◆ Assigned task
Print the entries exactly; no image belongs in the copy.

(Records from a collection)
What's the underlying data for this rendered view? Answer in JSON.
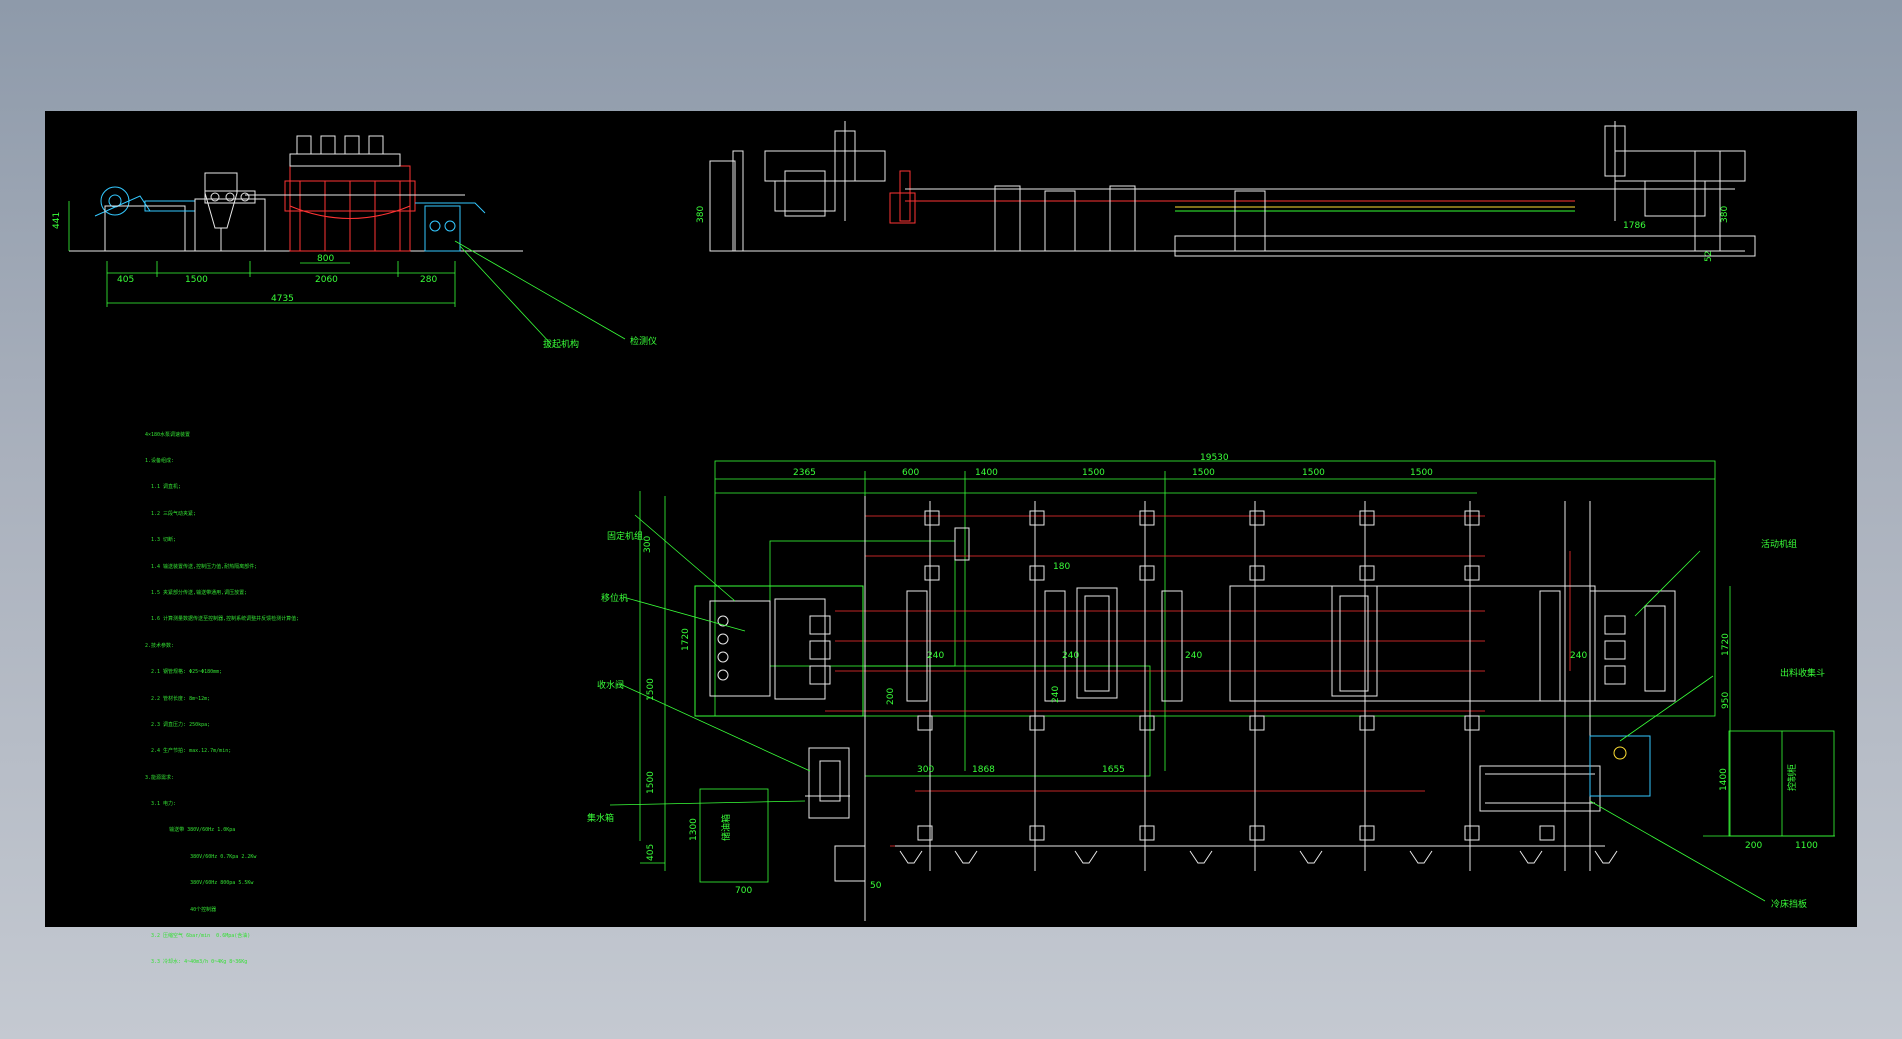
{
  "colors": {
    "background": "#8e9aaa",
    "canvas": "#000000",
    "green": "#33ff33",
    "white": "#e8e8e8",
    "red": "#ff3333",
    "yellow": "#ffe033",
    "cyan": "#33c8ff",
    "magenta": "#ff33ff"
  },
  "side_view_left": {
    "dims": {
      "height": "441",
      "d1": "405",
      "d2": "1500",
      "d3": "2060",
      "d4": "280",
      "d5": "800",
      "total": "4735"
    },
    "labels": {
      "a": "拔起机构",
      "b": "检测仪"
    }
  },
  "side_view_right": {
    "dims": {
      "h_left": "380",
      "h_right": "380",
      "span": "1786",
      "small": "52"
    }
  },
  "notes": [
    "4×180水泵调速装置",
    "1.设备组成:",
    "  1.1 调直机;",
    "  1.2 三段气动夹紧;",
    "  1.3 切断;",
    "  1.4 输送装置传送,控制压力值,耐热隔离部件;",
    "  1.5 夹紧部分传送,输送带通用,调压放置;",
    "  1.6 计算测量数据传送至控制器,控制系统调整并反馈检测计算值;",
    "2.技术参数:",
    "  2.1 钢管规格: Φ25~Φ180mm;",
    "  2.2 管材长度: 8m~12m;",
    "  2.3 调直压力: 250kpa;",
    "  2.4 生产节拍: max.12.7m/min;",
    "3.能源需求:",
    "  3.1 电力:",
    "        输送带 380V/60Hz 1.0Kpa",
    "               380V/60Hz 0.7Kpa 2.2Kw",
    "               380V/60Hz 800pa 5.5Kw",
    "               40个控制器",
    "  3.2 压缩空气 6bar/min  0.6Mpa(含油)",
    "  3.3 冷却水: 4~40m3/h 0~4Kg 8~36Kg"
  ],
  "plan_view": {
    "dims": {
      "total": "19530",
      "s1": "2365",
      "s2": "600",
      "s3": "1400",
      "s4": "1500",
      "s5": "1500",
      "s6": "1500",
      "s7": "1500",
      "v1": "300",
      "v2": "1720",
      "v3": "1500",
      "v4": "1500",
      "v5": "1300",
      "v6": "405",
      "b1": "180",
      "b2": "240",
      "b3": "240",
      "b4": "240",
      "b5": "240",
      "b6": "240",
      "b7": "200",
      "b8": "300",
      "c1": "1868",
      "c2": "1655",
      "c3": "700",
      "c4": "50",
      "r1": "1720",
      "r2": "950",
      "r3": "1400",
      "r4": "200",
      "r5": "1100"
    },
    "labels": {
      "fixed": "固定机组",
      "shift": "移位机",
      "water": "收水阀",
      "pump": "集水箱",
      "tank": "储油箱",
      "movable": "活动机组",
      "flat": "出料收集斗",
      "end": "冷床挡板",
      "box": "控制柜"
    }
  }
}
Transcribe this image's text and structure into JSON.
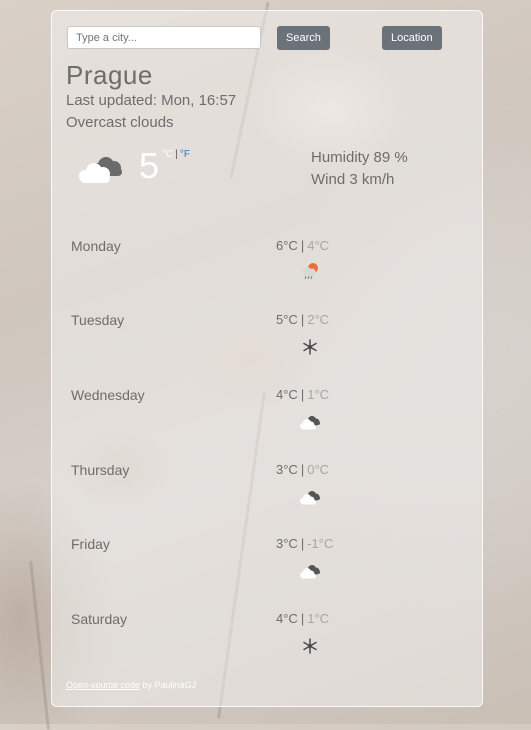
{
  "search": {
    "placeholder": "Type a city...",
    "value": ""
  },
  "buttons": {
    "search_label": "Search",
    "location_label": "Location"
  },
  "current": {
    "city": "Prague",
    "last_updated": "Last updated: Mon, 16:57",
    "description": "Overcast clouds",
    "temperature": "5",
    "unit_c": "°C",
    "unit_sep": "|",
    "unit_f": "°F",
    "icon": "overcast-clouds-icon",
    "humidity": "Humidity 89 %",
    "wind": "Wind 3 km/h"
  },
  "forecast": [
    {
      "day": "Monday",
      "max": "6°C",
      "min": "4°C",
      "icon": "sun-cloud-rain-icon"
    },
    {
      "day": "Tuesday",
      "max": "5°C",
      "min": "2°C",
      "icon": "snowflake-icon"
    },
    {
      "day": "Wednesday",
      "max": "4°C",
      "min": "1°C",
      "icon": "overcast-clouds-icon"
    },
    {
      "day": "Thursday",
      "max": "3°C",
      "min": "0°C",
      "icon": "overcast-clouds-icon"
    },
    {
      "day": "Friday",
      "max": "3°C",
      "min": "-1°C",
      "icon": "overcast-clouds-icon"
    },
    {
      "day": "Saturday",
      "max": "4°C",
      "min": "1°C",
      "icon": "snowflake-icon"
    }
  ],
  "footer": {
    "link_text": "Open-source code",
    "rest_text": " by PaulinaGJ"
  },
  "colors": {
    "button_bg": "#6b7279",
    "accent_f": "#3c6fd6",
    "text": "#6d6d6d"
  }
}
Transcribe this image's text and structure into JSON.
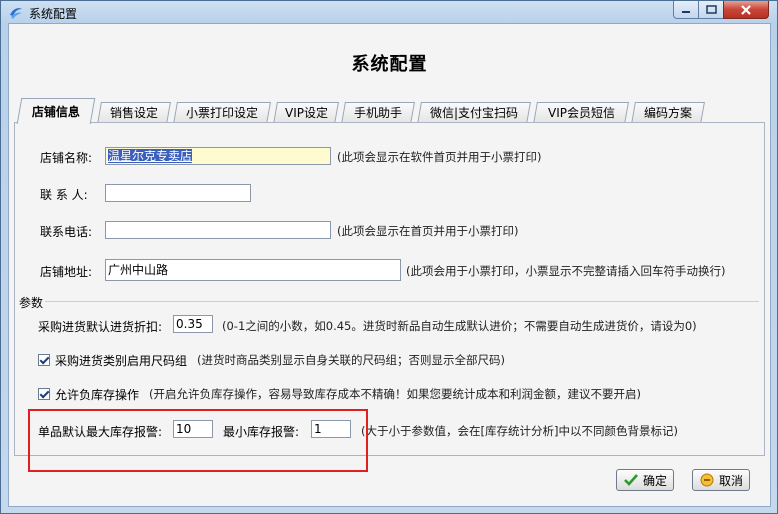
{
  "window": {
    "title": "系统配置"
  },
  "dialog": {
    "title": "系统配置"
  },
  "tabs": [
    {
      "label": "店铺信息",
      "active": true
    },
    {
      "label": "销售设定",
      "active": false
    },
    {
      "label": "小票打印设定",
      "active": false
    },
    {
      "label": "VIP设定",
      "active": false
    },
    {
      "label": "手机助手",
      "active": false
    },
    {
      "label": "微信|支付宝扫码",
      "active": false
    },
    {
      "label": "VIP会员短信",
      "active": false
    },
    {
      "label": "编码方案",
      "active": false
    }
  ],
  "store": {
    "name_label": "店铺名称:",
    "name_value": "温星尔克专卖店",
    "name_hint": "(此项会显示在软件首页并用于小票打印)",
    "contact_label": "联  系  人:",
    "contact_value": "",
    "phone_label": "联系电话:",
    "phone_value": "",
    "phone_hint": "(此项会显示在首页并用于小票打印)",
    "address_label": "店铺地址:",
    "address_value": "广州中山路",
    "address_hint": "(此项会用于小票打印，小票显示不完整请插入回车符手动换行)"
  },
  "params": {
    "group_label": "参数",
    "discount_label": "采购进货默认进货折扣:",
    "discount_value": "0.35",
    "discount_hint": "(0-1之间的小数，如0.45。进货时新品自动生成默认进价；不需要自动生成进货价，请设为0)",
    "size_group_label": "采购进货类别启用尺码组",
    "size_group_checked": true,
    "size_group_hint": "(进货时商品类别显示自身关联的尺码组；否则显示全部尺码)",
    "negative_stock_label": "允许负库存操作",
    "negative_stock_checked": true,
    "negative_stock_hint": "(开启允许负库存操作，容易导致库存成本不精确！如果您要统计成本和利润金额，建议不要开启)",
    "max_stock_label": "单品默认最大库存报警:",
    "max_stock_value": "10",
    "min_stock_label": "最小库存报警:",
    "min_stock_value": "1",
    "stock_hint": "(大于小于参数值，会在[库存统计分析]中以不同颜色背景标记)"
  },
  "buttons": {
    "ok": "确定",
    "cancel": "取消"
  },
  "colors": {
    "accent_highlight": "#e02020",
    "selection": "#3b5fbe"
  },
  "icons": {
    "app": "app-logo-icon",
    "ok": "check-icon",
    "cancel": "cancel-hand-icon"
  }
}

◆ Written response
What's the underlying data for this rendered view? Answer in JSON.
{
  "colors": {
    "background": "#8e9aaa",
    "canvas": "#000000",
    "green": "#33ff33",
    "white": "#e8e8e8",
    "red": "#ff3333",
    "yellow": "#ffe033",
    "cyan": "#33c8ff",
    "magenta": "#ff33ff"
  },
  "side_view_left": {
    "dims": {
      "height": "441",
      "d1": "405",
      "d2": "1500",
      "d3": "2060",
      "d4": "280",
      "d5": "800",
      "total": "4735"
    },
    "labels": {
      "a": "拔起机构",
      "b": "检测仪"
    }
  },
  "side_view_right": {
    "dims": {
      "h_left": "380",
      "h_right": "380",
      "span": "1786",
      "small": "52"
    }
  },
  "notes": [
    "4×180水泵调速装置",
    "1.设备组成:",
    "  1.1 调直机;",
    "  1.2 三段气动夹紧;",
    "  1.3 切断;",
    "  1.4 输送装置传送,控制压力值,耐热隔离部件;",
    "  1.5 夹紧部分传送,输送带通用,调压放置;",
    "  1.6 计算测量数据传送至控制器,控制系统调整并反馈检测计算值;",
    "2.技术参数:",
    "  2.1 钢管规格: Φ25~Φ180mm;",
    "  2.2 管材长度: 8m~12m;",
    "  2.3 调直压力: 250kpa;",
    "  2.4 生产节拍: max.12.7m/min;",
    "3.能源需求:",
    "  3.1 电力:",
    "        输送带 380V/60Hz 1.0Kpa",
    "               380V/60Hz 0.7Kpa 2.2Kw",
    "               380V/60Hz 800pa 5.5Kw",
    "               40个控制器",
    "  3.2 压缩空气 6bar/min  0.6Mpa(含油)",
    "  3.3 冷却水: 4~40m3/h 0~4Kg 8~36Kg"
  ],
  "plan_view": {
    "dims": {
      "total": "19530",
      "s1": "2365",
      "s2": "600",
      "s3": "1400",
      "s4": "1500",
      "s5": "1500",
      "s6": "1500",
      "s7": "1500",
      "v1": "300",
      "v2": "1720",
      "v3": "1500",
      "v4": "1500",
      "v5": "1300",
      "v6": "405",
      "b1": "180",
      "b2": "240",
      "b3": "240",
      "b4": "240",
      "b5": "240",
      "b6": "240",
      "b7": "200",
      "b8": "300",
      "c1": "1868",
      "c2": "1655",
      "c3": "700",
      "c4": "50",
      "r1": "1720",
      "r2": "950",
      "r3": "1400",
      "r4": "200",
      "r5": "1100"
    },
    "labels": {
      "fixed": "固定机组",
      "shift": "移位机",
      "water": "收水阀",
      "pump": "集水箱",
      "tank": "储油箱",
      "movable": "活动机组",
      "flat": "出料收集斗",
      "end": "冷床挡板",
      "box": "控制柜"
    }
  }
}
Transcribe this image's text and structure into JSON.
{
  "search": {
    "placeholder": "Type a city...",
    "value": ""
  },
  "buttons": {
    "search_label": "Search",
    "location_label": "Location"
  },
  "current": {
    "city": "Prague",
    "last_updated": "Last updated: Mon, 16:57",
    "description": "Overcast clouds",
    "temperature": "5",
    "unit_c": "°C",
    "unit_sep": "|",
    "unit_f": "°F",
    "icon": "overcast-clouds-icon",
    "humidity": "Humidity 89 %",
    "wind": "Wind 3 km/h"
  },
  "forecast": [
    {
      "day": "Monday",
      "max": "6°C",
      "min": "4°C",
      "icon": "sun-cloud-rain-icon"
    },
    {
      "day": "Tuesday",
      "max": "5°C",
      "min": "2°C",
      "icon": "snowflake-icon"
    },
    {
      "day": "Wednesday",
      "max": "4°C",
      "min": "1°C",
      "icon": "overcast-clouds-icon"
    },
    {
      "day": "Thursday",
      "max": "3°C",
      "min": "0°C",
      "icon": "overcast-clouds-icon"
    },
    {
      "day": "Friday",
      "max": "3°C",
      "min": "-1°C",
      "icon": "overcast-clouds-icon"
    },
    {
      "day": "Saturday",
      "max": "4°C",
      "min": "1°C",
      "icon": "snowflake-icon"
    }
  ],
  "footer": {
    "link_text": "Open-source code",
    "rest_text": " by PaulinaGJ"
  },
  "colors": {
    "button_bg": "#6b7279",
    "accent_f": "#3c6fd6",
    "text": "#6d6d6d"
  }
}
Transcribe this image's text and structure into JSON.
{
  "window": {
    "title": "系统配置"
  },
  "dialog": {
    "title": "系统配置"
  },
  "tabs": [
    {
      "label": "店铺信息",
      "active": true
    },
    {
      "label": "销售设定",
      "active": false
    },
    {
      "label": "小票打印设定",
      "active": false
    },
    {
      "label": "VIP设定",
      "active": false
    },
    {
      "label": "手机助手",
      "active": false
    },
    {
      "label": "微信|支付宝扫码",
      "active": false
    },
    {
      "label": "VIP会员短信",
      "active": false
    },
    {
      "label": "编码方案",
      "active": false
    }
  ],
  "store": {
    "name_label": "店铺名称:",
    "name_value": "温星尔克专卖店",
    "name_hint": "(此项会显示在软件首页并用于小票打印)",
    "contact_label": "联  系  人:",
    "contact_value": "",
    "phone_label": "联系电话:",
    "phone_value": "",
    "phone_hint": "(此项会显示在首页并用于小票打印)",
    "address_label": "店铺地址:",
    "address_value": "广州中山路",
    "address_hint": "(此项会用于小票打印，小票显示不完整请插入回车符手动换行)"
  },
  "params": {
    "group_label": "参数",
    "discount_label": "采购进货默认进货折扣:",
    "discount_value": "0.35",
    "discount_hint": "(0-1之间的小数，如0.45。进货时新品自动生成默认进价；不需要自动生成进货价，请设为0)",
    "size_group_label": "采购进货类别启用尺码组",
    "size_group_checked": true,
    "size_group_hint": "(进货时商品类别显示自身关联的尺码组；否则显示全部尺码)",
    "negative_stock_label": "允许负库存操作",
    "negative_stock_checked": true,
    "negative_stock_hint": "(开启允许负库存操作，容易导致库存成本不精确！如果您要统计成本和利润金额，建议不要开启)",
    "max_stock_label": "单品默认最大库存报警:",
    "max_stock_value": "10",
    "min_stock_label": "最小库存报警:",
    "min_stock_value": "1",
    "stock_hint": "(大于小于参数值，会在[库存统计分析]中以不同颜色背景标记)"
  },
  "buttons": {
    "ok": "确定",
    "cancel": "取消"
  },
  "colors": {
    "accent_highlight": "#e02020",
    "selection": "#3b5fbe"
  },
  "icons": {
    "app": "app-logo-icon",
    "ok": "check-icon",
    "cancel": "cancel-hand-icon"
  }
}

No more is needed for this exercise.